In FY2023, in Malawi, where Macquarie catalysed Last Mile Health’s work, the organisation assisted the Government to develop the second National Community Health Framework, which will ensure the program delivers essential primary health services to every person – no matter where they live. Last Mile Health also participated in the design and pilot of an integrated Community Health Information System that provides robust decision support and data collection capabilities for frontline health workers.

In Ethiopia, Last Mile Health showcased the cost-effective, timely and engaging results from the innovative blended training model, which incorporates digital training tools and holds the potential to improve training for up to 40,000 Community Health Workers.1

In Liberia, Last Mile Health continues to partner with the Government to scale the Community Health Worker program. In March 2023, the organisation assisted the Ministry of Health in hosting the third annual International Symposium on Community Health Workers and signed on to the Monrovia Call to Action.

In FY2022, Last Mile Health, in partnership with governments in four countries in Africa, continued to strengthen high-quality, data-driven community health systems, demonstrating the importance of this work in the context of the COVID-19 pandemic. A total of 4.5 million people were served by community health workers that were supervised, skilled, supplied or salaried in partnership between a Ministry of Health and Last Mile Health.1 Community health workers continued to deliver essential primary healthcare to their patients during the pandemic, showing us that health for all can be the legacy of COVID-19 if we invest in community and frontline health workers.

In FY2021, Last Mile Health and the Ministry of Health in Liberia deployed over 3,800 frontline health workers serving more than 770,000 people, whilst also assisting with the local COVID-19 response in Malawi and Ethiopia.1
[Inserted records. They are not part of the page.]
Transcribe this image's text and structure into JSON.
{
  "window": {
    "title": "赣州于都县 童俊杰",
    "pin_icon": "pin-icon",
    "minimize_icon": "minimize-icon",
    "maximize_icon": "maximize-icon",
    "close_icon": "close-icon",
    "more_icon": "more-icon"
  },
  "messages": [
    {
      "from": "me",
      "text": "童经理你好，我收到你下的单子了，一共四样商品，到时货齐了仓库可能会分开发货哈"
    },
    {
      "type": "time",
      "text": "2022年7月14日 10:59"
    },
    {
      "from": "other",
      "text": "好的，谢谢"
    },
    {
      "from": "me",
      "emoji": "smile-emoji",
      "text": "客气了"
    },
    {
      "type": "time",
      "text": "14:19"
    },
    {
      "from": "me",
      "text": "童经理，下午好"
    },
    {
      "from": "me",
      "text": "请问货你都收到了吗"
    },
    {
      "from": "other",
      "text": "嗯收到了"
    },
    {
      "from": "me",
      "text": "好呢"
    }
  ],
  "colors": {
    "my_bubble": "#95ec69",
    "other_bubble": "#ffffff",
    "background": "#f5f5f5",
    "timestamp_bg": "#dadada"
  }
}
  1. Data points on this page were provided by Last Mile Health as at January 2024.
  2. World Health Organization, ‘WHO guideline on health workforce development, attraction, recruitment and retention in rural and remote areas’, 2021 9789240024229-eng.pdf (
  3. Henry B Perry, Bahie M Rassekh, Sundeep Gupta, Jess Wilhelm, Paul A Freeman, ‘Comprehensive review of the evidence regarding the effectiveness of community–based primary health care in improving maternal, neonatal and child health’, Journal of Global Health, 29 June 2017,